= Your task =
What lines in the entries hold the string "more"? List them.

= Extracted material =
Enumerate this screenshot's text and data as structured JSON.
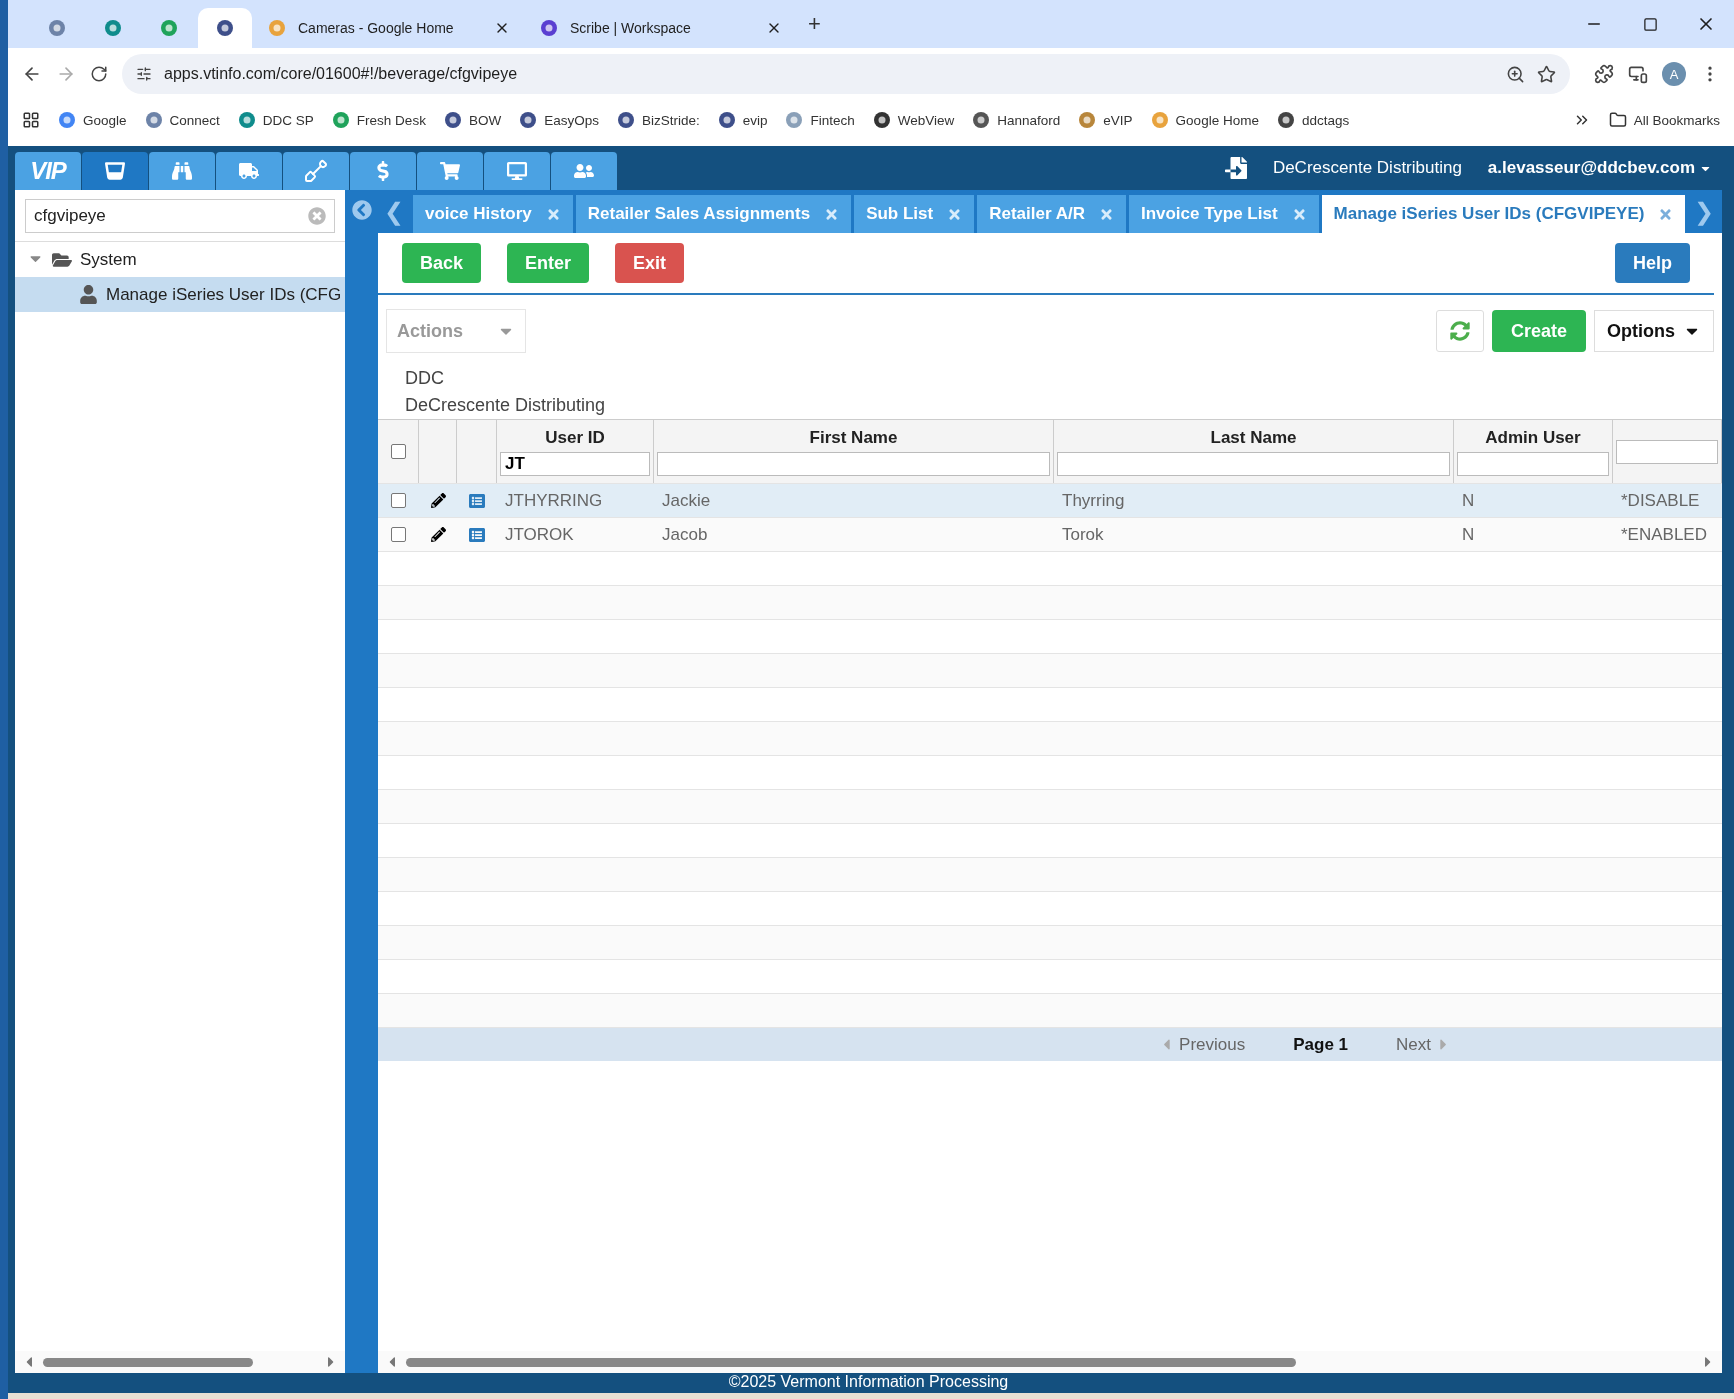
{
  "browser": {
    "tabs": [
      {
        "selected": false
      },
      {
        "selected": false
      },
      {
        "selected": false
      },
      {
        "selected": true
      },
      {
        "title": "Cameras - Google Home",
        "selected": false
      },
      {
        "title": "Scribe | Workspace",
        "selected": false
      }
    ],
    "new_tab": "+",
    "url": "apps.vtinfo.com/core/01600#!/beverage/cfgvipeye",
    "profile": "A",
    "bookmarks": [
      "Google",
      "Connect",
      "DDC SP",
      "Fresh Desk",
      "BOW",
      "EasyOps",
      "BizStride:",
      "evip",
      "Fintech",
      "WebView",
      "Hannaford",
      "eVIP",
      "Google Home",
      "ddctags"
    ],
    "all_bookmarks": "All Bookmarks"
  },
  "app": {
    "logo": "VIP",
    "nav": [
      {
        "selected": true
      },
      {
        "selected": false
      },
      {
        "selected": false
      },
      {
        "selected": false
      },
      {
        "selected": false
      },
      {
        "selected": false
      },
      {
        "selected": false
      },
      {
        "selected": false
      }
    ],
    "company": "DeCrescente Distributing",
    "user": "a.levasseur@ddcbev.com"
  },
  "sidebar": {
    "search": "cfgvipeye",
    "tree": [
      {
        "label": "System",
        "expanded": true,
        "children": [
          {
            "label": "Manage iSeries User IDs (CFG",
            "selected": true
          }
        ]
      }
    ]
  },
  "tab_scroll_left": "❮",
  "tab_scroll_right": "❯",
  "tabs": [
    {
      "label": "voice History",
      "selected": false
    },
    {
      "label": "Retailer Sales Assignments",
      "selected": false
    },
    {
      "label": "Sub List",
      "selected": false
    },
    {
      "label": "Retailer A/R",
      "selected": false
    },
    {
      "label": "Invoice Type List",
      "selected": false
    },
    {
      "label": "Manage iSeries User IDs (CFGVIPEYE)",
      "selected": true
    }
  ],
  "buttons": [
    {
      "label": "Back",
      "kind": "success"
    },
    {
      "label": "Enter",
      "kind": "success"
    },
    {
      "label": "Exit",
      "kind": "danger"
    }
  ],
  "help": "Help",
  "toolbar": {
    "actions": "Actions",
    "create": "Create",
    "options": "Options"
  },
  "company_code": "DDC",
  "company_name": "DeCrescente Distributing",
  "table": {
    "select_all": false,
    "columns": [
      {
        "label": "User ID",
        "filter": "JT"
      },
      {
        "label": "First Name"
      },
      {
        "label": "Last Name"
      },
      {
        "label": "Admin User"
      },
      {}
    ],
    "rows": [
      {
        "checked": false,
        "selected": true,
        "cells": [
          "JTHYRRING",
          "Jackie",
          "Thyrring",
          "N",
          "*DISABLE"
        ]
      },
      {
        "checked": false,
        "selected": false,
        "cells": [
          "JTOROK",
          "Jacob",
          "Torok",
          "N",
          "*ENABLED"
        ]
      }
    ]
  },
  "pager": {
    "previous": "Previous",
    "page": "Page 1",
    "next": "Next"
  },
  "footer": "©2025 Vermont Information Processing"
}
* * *
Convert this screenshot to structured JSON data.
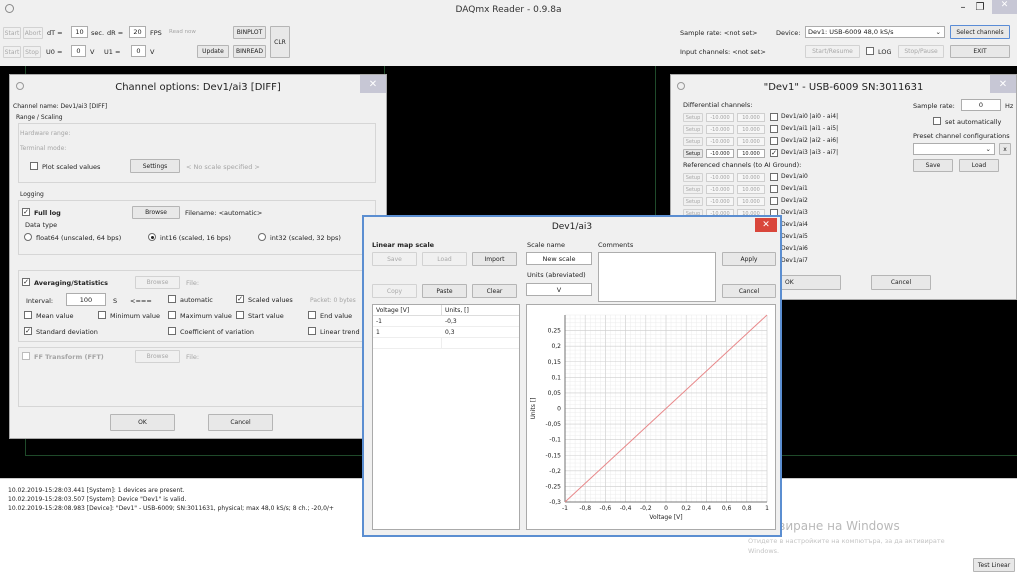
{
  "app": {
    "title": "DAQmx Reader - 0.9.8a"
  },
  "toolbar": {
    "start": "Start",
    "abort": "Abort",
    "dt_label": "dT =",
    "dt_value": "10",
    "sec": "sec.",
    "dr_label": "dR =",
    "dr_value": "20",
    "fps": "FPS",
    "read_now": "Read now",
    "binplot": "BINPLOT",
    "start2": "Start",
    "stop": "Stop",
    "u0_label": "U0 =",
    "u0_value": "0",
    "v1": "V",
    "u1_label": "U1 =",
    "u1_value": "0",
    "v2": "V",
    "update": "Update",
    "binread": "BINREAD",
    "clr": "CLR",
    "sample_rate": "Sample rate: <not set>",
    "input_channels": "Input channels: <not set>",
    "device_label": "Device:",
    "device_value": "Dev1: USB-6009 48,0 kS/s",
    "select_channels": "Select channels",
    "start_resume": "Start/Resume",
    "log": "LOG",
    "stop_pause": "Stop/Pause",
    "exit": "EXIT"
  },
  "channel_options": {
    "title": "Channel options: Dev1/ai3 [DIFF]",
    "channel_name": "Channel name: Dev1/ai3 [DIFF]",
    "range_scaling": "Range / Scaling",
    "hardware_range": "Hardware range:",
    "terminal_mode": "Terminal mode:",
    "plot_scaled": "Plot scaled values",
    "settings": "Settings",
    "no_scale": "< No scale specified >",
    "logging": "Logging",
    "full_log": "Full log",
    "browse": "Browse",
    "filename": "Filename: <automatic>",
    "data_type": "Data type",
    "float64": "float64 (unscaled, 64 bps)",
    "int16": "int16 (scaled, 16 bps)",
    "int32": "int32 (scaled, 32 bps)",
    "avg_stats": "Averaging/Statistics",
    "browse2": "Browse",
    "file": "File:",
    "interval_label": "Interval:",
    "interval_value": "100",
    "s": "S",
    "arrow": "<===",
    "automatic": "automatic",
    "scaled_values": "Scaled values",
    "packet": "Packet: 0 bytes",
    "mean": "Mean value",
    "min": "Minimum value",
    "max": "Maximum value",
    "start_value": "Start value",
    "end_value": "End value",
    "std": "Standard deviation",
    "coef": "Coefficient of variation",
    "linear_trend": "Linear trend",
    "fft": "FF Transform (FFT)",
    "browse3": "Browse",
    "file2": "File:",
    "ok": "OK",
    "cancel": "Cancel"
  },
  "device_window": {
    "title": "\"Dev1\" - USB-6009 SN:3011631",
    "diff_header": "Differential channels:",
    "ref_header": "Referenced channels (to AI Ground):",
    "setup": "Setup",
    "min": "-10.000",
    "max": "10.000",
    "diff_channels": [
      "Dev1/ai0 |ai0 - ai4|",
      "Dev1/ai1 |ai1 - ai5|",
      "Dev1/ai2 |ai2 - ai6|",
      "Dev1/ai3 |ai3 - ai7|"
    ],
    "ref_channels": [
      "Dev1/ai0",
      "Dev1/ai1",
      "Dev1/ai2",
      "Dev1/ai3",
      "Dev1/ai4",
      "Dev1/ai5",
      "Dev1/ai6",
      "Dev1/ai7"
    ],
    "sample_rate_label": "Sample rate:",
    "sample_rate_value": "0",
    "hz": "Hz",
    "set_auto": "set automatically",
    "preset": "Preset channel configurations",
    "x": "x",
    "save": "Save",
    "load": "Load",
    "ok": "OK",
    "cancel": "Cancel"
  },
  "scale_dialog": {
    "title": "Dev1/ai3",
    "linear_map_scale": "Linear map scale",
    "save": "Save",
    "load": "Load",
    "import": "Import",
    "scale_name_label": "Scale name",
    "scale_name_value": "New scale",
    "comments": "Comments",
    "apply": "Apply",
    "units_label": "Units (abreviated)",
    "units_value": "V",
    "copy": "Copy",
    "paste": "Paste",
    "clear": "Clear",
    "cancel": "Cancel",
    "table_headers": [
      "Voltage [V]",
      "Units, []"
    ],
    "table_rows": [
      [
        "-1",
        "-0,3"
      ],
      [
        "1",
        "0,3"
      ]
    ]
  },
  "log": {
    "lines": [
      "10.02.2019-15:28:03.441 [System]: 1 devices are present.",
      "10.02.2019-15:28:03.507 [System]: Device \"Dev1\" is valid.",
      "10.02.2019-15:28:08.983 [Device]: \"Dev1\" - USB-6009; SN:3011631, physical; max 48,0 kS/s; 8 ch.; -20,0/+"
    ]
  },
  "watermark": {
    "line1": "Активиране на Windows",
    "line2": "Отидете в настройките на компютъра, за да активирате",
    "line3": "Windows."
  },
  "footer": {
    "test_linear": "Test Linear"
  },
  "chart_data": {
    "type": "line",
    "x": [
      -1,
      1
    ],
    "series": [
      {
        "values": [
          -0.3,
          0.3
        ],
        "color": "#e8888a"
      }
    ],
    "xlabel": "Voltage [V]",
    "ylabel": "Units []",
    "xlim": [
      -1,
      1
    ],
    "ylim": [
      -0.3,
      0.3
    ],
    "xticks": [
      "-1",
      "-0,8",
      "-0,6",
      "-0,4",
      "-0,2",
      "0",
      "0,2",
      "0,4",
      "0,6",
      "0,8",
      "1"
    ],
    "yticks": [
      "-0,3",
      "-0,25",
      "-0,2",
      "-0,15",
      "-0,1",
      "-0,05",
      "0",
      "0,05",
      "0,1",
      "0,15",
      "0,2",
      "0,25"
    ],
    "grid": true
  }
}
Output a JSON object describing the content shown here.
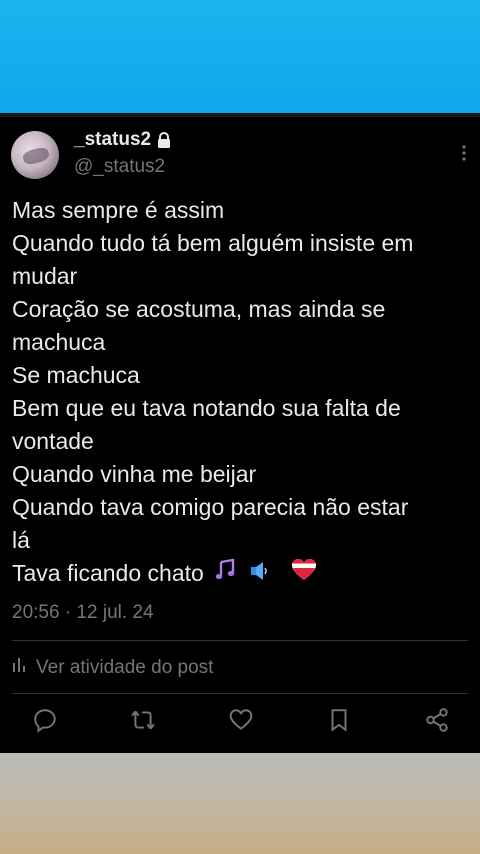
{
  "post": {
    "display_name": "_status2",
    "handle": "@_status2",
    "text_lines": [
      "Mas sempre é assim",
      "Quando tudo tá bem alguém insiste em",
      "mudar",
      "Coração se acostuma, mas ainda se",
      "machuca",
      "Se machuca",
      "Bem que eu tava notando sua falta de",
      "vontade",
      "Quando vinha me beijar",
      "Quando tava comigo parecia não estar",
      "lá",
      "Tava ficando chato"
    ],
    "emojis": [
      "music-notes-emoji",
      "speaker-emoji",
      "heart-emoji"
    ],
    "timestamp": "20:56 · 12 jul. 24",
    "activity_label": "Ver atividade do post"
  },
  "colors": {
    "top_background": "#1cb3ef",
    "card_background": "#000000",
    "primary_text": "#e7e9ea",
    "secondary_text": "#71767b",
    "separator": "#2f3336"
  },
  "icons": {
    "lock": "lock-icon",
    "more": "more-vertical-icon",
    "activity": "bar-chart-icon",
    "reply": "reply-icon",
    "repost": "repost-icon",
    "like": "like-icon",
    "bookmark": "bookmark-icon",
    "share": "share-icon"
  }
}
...
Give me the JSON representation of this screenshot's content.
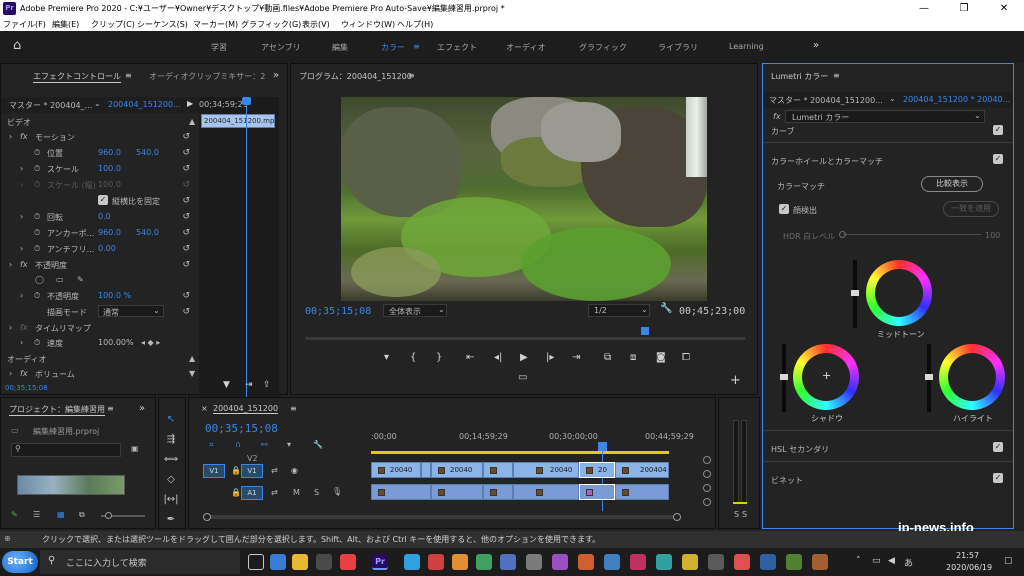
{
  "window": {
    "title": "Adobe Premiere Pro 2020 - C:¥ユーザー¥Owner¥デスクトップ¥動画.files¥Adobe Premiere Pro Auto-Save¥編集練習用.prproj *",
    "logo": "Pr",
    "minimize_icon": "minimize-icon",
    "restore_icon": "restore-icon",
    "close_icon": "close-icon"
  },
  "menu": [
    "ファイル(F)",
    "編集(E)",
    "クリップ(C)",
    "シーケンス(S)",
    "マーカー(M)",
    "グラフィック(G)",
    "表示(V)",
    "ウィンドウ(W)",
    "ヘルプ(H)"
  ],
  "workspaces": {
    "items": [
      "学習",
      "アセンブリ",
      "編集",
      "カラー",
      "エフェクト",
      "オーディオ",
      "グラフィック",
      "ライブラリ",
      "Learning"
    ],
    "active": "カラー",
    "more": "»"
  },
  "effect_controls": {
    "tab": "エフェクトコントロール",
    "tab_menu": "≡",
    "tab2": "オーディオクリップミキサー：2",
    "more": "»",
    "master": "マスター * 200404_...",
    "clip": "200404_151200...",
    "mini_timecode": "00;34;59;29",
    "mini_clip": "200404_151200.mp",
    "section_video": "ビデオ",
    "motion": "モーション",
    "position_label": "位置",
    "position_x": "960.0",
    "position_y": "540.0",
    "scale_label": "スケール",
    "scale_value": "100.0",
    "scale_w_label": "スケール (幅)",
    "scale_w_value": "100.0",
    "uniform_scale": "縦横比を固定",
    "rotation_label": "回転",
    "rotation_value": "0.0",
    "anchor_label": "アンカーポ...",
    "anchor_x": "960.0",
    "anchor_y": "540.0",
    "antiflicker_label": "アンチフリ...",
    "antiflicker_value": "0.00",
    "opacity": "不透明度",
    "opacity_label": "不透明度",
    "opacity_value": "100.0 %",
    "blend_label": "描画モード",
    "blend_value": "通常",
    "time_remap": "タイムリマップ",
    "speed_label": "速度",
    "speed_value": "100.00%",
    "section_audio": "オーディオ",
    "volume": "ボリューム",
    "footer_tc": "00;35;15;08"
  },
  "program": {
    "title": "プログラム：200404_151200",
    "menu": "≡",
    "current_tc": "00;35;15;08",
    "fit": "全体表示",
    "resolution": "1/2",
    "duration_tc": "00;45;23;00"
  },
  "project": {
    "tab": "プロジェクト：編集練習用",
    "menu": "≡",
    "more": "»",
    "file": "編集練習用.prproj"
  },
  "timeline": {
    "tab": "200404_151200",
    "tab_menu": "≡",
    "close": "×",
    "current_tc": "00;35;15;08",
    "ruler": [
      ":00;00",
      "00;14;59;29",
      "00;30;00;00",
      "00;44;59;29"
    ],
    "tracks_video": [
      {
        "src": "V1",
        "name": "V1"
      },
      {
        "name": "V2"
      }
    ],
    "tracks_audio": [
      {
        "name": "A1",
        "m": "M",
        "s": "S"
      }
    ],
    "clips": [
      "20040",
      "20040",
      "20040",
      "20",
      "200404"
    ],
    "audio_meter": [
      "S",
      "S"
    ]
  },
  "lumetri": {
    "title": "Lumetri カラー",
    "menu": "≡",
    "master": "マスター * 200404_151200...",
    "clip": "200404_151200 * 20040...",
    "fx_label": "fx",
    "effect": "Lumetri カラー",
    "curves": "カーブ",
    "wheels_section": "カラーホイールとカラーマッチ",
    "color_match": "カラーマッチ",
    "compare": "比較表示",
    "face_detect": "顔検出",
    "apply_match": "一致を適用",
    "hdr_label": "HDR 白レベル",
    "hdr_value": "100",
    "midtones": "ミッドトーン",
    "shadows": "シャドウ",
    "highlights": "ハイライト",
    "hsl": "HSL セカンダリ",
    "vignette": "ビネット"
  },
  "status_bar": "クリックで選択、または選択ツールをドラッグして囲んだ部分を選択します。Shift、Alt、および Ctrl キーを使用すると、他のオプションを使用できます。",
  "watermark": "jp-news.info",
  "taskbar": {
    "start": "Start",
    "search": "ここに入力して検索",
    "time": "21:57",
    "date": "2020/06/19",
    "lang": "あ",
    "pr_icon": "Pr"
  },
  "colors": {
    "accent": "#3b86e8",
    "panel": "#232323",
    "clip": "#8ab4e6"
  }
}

= Exercise response =
    "more": "more-vertical-icon",
    "more": "»"
    "more": "»",
    "more": "»",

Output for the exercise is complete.